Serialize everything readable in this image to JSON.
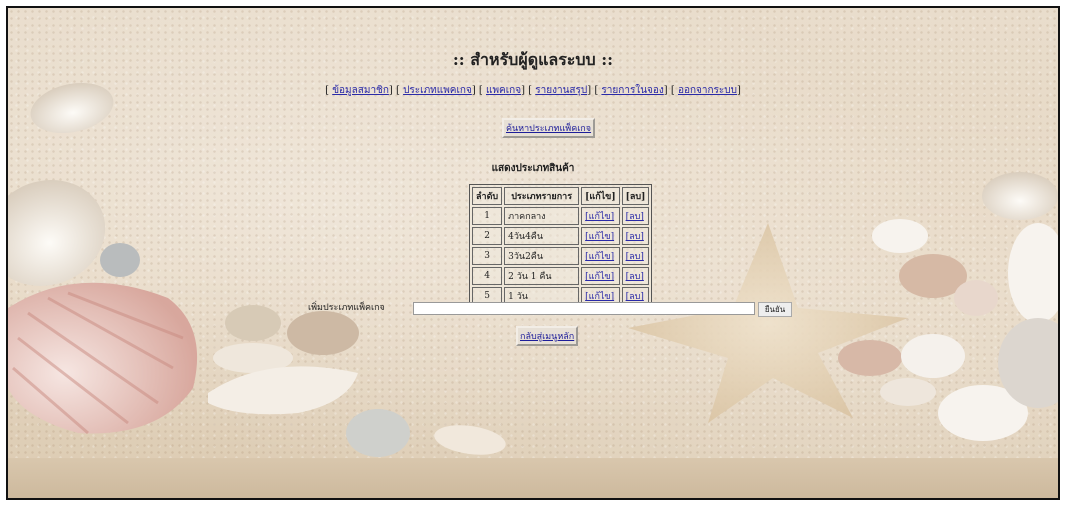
{
  "title": ":: สำหรับผู้ดูแลระบบ ::",
  "nav": [
    {
      "label": "ข้อมูลสมาชิก"
    },
    {
      "label": "ประเภทแพคเกจ"
    },
    {
      "label": "แพคเกจ"
    },
    {
      "label": "รายงานสรุป"
    },
    {
      "label": "รายการในจอง"
    },
    {
      "label": "ออกจากระบบ"
    }
  ],
  "search_button": "ค้นหาประเภทแพ็คเกจ",
  "section_title": "แสดงประเภทสินค้า",
  "table": {
    "headers": [
      "ลำดับ",
      "ประเภทรายการ",
      "[แก้ไข]",
      "[ลบ]"
    ],
    "rows": [
      {
        "no": "1",
        "name": "ภาคกลาง",
        "edit": "[แก้ไข]",
        "del": "[ลบ]"
      },
      {
        "no": "2",
        "name": "4วัน4คืน",
        "edit": "[แก้ไข]",
        "del": "[ลบ]"
      },
      {
        "no": "3",
        "name": "3วัน2คืน",
        "edit": "[แก้ไข]",
        "del": "[ลบ]"
      },
      {
        "no": "4",
        "name": "2 วัน 1 คืน",
        "edit": "[แก้ไข]",
        "del": "[ลบ]"
      },
      {
        "no": "5",
        "name": "1 วัน",
        "edit": "[แก้ไข]",
        "del": "[ลบ]"
      }
    ]
  },
  "add_label": "เพิ่มประเภทแพ็คเกจ",
  "add_value": "",
  "confirm_label": "ยืนยัน",
  "back_button": "กลับสู่เมนูหลัก",
  "colors": {
    "link": "#2a2aa8",
    "sand": "#e6d7c2"
  }
}
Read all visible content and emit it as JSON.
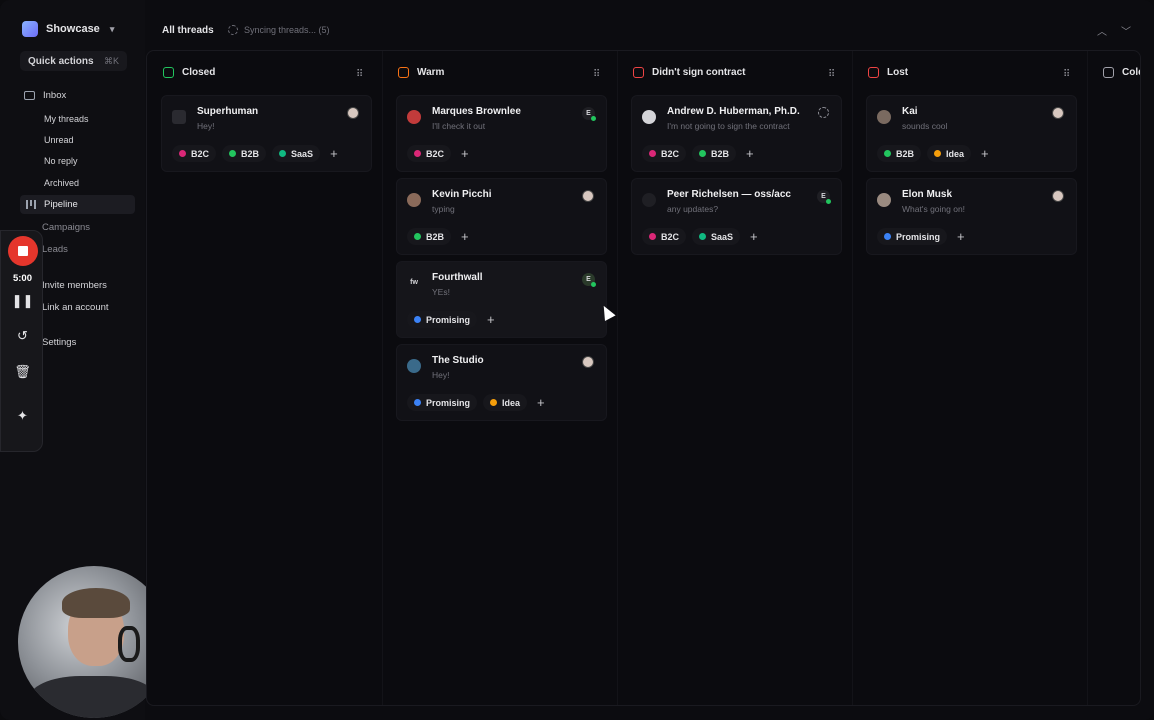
{
  "workspace": {
    "name": "Showcase"
  },
  "quick_actions": {
    "label": "Quick actions",
    "shortcut": "⌘K"
  },
  "nav": {
    "inbox": "Inbox",
    "inbox_items": [
      "My threads",
      "Unread",
      "No reply",
      "Archived"
    ],
    "pipeline": "Pipeline",
    "campaigns": "Campaigns",
    "leads": "Leads",
    "invite": "Invite members",
    "link": "Link an account",
    "settings": "Settings"
  },
  "recorder": {
    "time": "5:00"
  },
  "topbar": {
    "title": "All threads",
    "sync": "Syncing threads... (5)"
  },
  "colors": {
    "closed": "#22c55e",
    "warm": "#f97316",
    "didnt_sign": "#ef4444",
    "lost": "#ef4444",
    "cold": "#a1a1aa",
    "B2C": "#db2777",
    "B2B": "#22c55e",
    "SaaS": "#10b981",
    "Promising": "#3b82f6",
    "Idea": "#f59e0b"
  },
  "columns": [
    {
      "title": "Closed",
      "cards": [
        {
          "name": "Superhuman",
          "message": "Hey!",
          "owner": "avatar",
          "tags": [
            "B2C",
            "B2B",
            "SaaS"
          ]
        }
      ]
    },
    {
      "title": "Warm",
      "cards": [
        {
          "name": "Marques Brownlee",
          "message": "I'll check it out",
          "owner": "E",
          "tags": [
            "B2C"
          ]
        },
        {
          "name": "Kevin Picchi",
          "message": "typing",
          "owner": "avatar",
          "tags": [
            "B2B"
          ]
        },
        {
          "name": "Fourthwall",
          "message": "YEs!",
          "owner": "E",
          "avatar_text": "fw",
          "tags": [
            "Promising"
          ]
        },
        {
          "name": "The Studio",
          "message": "Hey!",
          "owner": "avatar",
          "tags": [
            "Promising",
            "Idea"
          ]
        }
      ]
    },
    {
      "title": "Didn't sign contract",
      "cards": [
        {
          "name": "Andrew D. Huberman, Ph.D.",
          "message": "I'm not going to sign the contract",
          "owner": "dashed",
          "tags": [
            "B2C",
            "B2B"
          ]
        },
        {
          "name": "Peer Richelsen — oss/acc",
          "message": "any updates?",
          "owner": "E",
          "tags": [
            "B2C",
            "SaaS"
          ]
        }
      ]
    },
    {
      "title": "Lost",
      "cards": [
        {
          "name": "Kai",
          "message": "sounds cool",
          "owner": "avatar",
          "tags": [
            "B2B",
            "Idea"
          ]
        },
        {
          "name": "Elon Musk",
          "message": "What's going on!",
          "owner": "avatar",
          "tags": [
            "Promising"
          ]
        }
      ]
    },
    {
      "title": "Cold",
      "cards": []
    }
  ]
}
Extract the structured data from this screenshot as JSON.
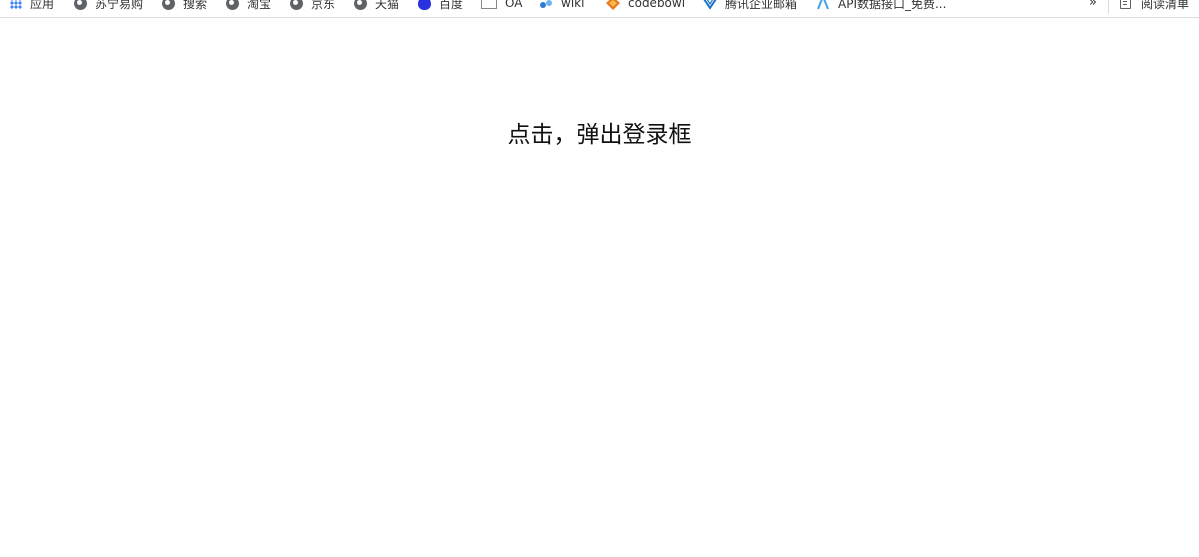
{
  "bookmarks": [
    {
      "label": "应用",
      "icon": "apps-grid-icon"
    },
    {
      "label": "苏宁易购",
      "icon": "globe-icon"
    },
    {
      "label": "搜索",
      "icon": "globe-icon"
    },
    {
      "label": "淘宝",
      "icon": "globe-icon"
    },
    {
      "label": "京东",
      "icon": "globe-icon"
    },
    {
      "label": "天猫",
      "icon": "globe-icon"
    },
    {
      "label": "百度",
      "icon": "baidu-paw-icon"
    },
    {
      "label": "OA",
      "icon": "oa-logo-icon"
    },
    {
      "label": "wiki",
      "icon": "wiki-logo-icon"
    },
    {
      "label": "codebowl",
      "icon": "codebowl-logo-icon"
    },
    {
      "label": "腾讯企业邮箱",
      "icon": "tencent-mail-icon"
    },
    {
      "label": "API数据接口_免费...",
      "icon": "api-logo-icon"
    }
  ],
  "overflow": {
    "label": "»"
  },
  "reading_list": {
    "label": "阅读清单",
    "icon": "reading-list-icon"
  },
  "main": {
    "trigger_text": "点击，弹出登录框"
  }
}
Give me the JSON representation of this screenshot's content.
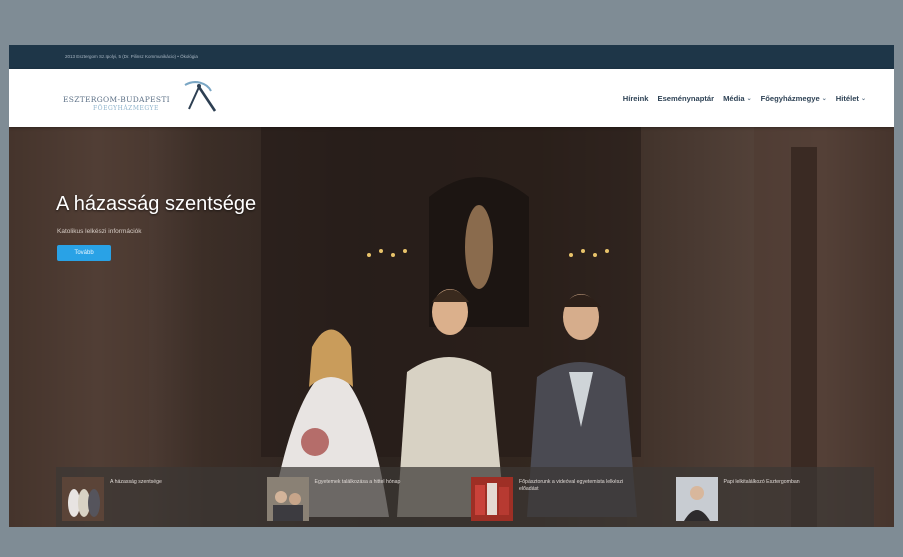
{
  "topbar": {
    "text": "2013 Esztergom Sz.Ipolyi, 5 (Dr. Pilinsz Kommunikácio) • Ökológia"
  },
  "logo": {
    "line1": "ESZTERGOM-BUDAPESTI",
    "line2": "FŐEGYHÁZMEGYE"
  },
  "nav": {
    "items": [
      {
        "label": "Híreink",
        "has_dropdown": false
      },
      {
        "label": "Eseménynaptár",
        "has_dropdown": false
      },
      {
        "label": "Média",
        "has_dropdown": true
      },
      {
        "label": "Főegyházmegye",
        "has_dropdown": true
      },
      {
        "label": "Hitélet",
        "has_dropdown": true
      }
    ],
    "chevron_icon": "chevron-down-icon"
  },
  "hero": {
    "title": "A házasság szentsége",
    "subtitle": "Katolikus lelkészi információk",
    "button_label": "Tovább"
  },
  "strip": {
    "items": [
      {
        "text": "A házasság szentsége"
      },
      {
        "text": "Egyetemek találkozása a hittel hónap"
      },
      {
        "text": "Főpásztorunk a videóval egyetemista lelkészi előadást"
      },
      {
        "text": "Papi lelkitalálkozó Esztergomban"
      }
    ]
  },
  "colors": {
    "topbar": "#1e3648",
    "accent": "#29a2e6",
    "nav_text": "#2f4356",
    "page_bg": "#7f8c95"
  }
}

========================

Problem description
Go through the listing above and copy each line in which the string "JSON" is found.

Solution
Serialize everything readable in this image to JSON.
Read all visible content and emit it as JSON.
Extract the structured data from this screenshot as JSON.
Give me the JSON representation of this screenshot's content.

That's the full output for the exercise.